Consumer Financial Services Alert - August 25, 2009 August 25, 2009
In This Issue

HUD Publishes Revised FAQs on New RESPA Rule

On August 13th, HUD published FAQs on its 2008 amendment of Regulation X, the Real Estate Settlement Procedure Act’s implementing regulation. The FAQs cover many provisions of the amendment, including when a loan originator must provide a GFE, expiration of the GFE, providing a list of settlement service providers, the changed circumstances re-delivery rule, and completing the GFE and HUD-1/1A. HUD issued revised FAQs on August 19th. Click here for the revised FAQs.

Massachusetts Again Revises Data Security Regulations

The closely-watched data security regulations issued by the Massachusetts Office of Consumer Affairs and Business Regulation were once again revised by the agency. The regulations, applicable to those possessing personal information of state residents, impose significant data security requirements. As part of the most recent revision, the effective date of the regulations has been changed to March 1, 2010. The agency also issued new FAQs about the regulations and announced that an additional public hearing on the regulations will be held on September 22, 2009. Most notably, the revised version of the regulations and FAQs provide some additional flexibility in the use of security technology, including encryption, and state that the required comprehensive information security program must be “appropriate” to the size, scope and type of business, the amount of resources and data, and the need for security and confidentiality of the data. The revised regulations are described in greater detail in a recent Goodwin Procter Client Alert. Click here for the revised regulations and here for the Client Alert.

Federal District Court Dismisses for Lack of Standing “Reverse-Redlining” Suit Brought by City Government Against Mortgage Lenders

A federal court in Alabama recently dismissed for lack of standing claims brought by the City of Birmingham against various lenders, including Countrywide and CitiGroup, alleging “reverse redlining.” The city claimed the lenders improperly placed minority borrowers in subprime mortgage loans, which allegedly harmed the city in the form of increased foreclosures, decreased property values, reduced property tax revenues, and increased public spending on crime prevention. The court granted the lenders’ motion to dismiss, finding that the city could only connect the alleged lending practices to its claimed injuries with “a series of speculative inferences.” The court noted that “a myriad of factors” other than the allegedly improper lending practices may have caused the city’s alleged injuries, such as rising unemployment in the region and the general weakening of the economy. The court held that the city’s claimed injuries were so “tenuously connected” to the challenged lending practices that the city lacked standing to bring suit. Goodwin Procter partners Jim McGarry and Tom Hefferon represented Countrywide. Click here for City of Birmingham v. Citigroup Inc., et al., Case No. CV-09-BE-467-S (N.D. Ala. Aug. 19, 2009).

Federal Court of Appeals Reverses Dismissal of FDCPA Class Action Litigation and Grants Summary Judgment to Debtor Class

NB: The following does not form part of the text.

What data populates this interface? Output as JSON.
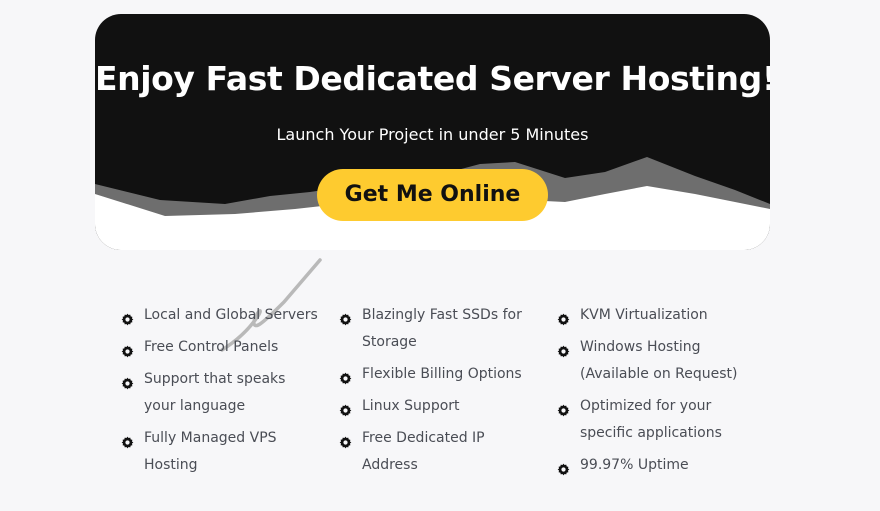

The Seventh Circuit recently overturned the dismissal of a class action alleging violations of the Fair Debt Collection Practices Act and ordered the district court to enter judgment in favor of the plaintiffs. Defendants allegedly sent a collection letter to plaintiffs accompanied by a notice stating that defendants could share information collected from plaintiffs with third parties, unless plaintiffs affirmatively opted-out. Plaintiffs argued that the notice was improper because it made a false and misleading statement in connection with the collection of a debt, as FDCPA prohibits debt collectors from sharing non-public information without explicit consent. The district court granted summary judgment for the defendants. The Seventh Circuit reversed, holding that whether a communication is sent “in connection with” an attempt to collect a debt is a question of objective fact. The Court determined that the notice was misleading on its face, thus mandating summary judgment in favor of plaintiffs. The Seventh Circuit also rejected the defendants’ bona fide error defense based on a misunderstanding of FDCPA. Since the defendants failed to obtain any opinion from an attorney or the appropriate governmental agency, the Court found that the defendants had failed to establish that they had sufficient procedures in place to prevent the occurrence of such errors. Click here for Ruth v. Triumph Partnerships, Case No. 08-3458 (7th Cir. August 17, 2009).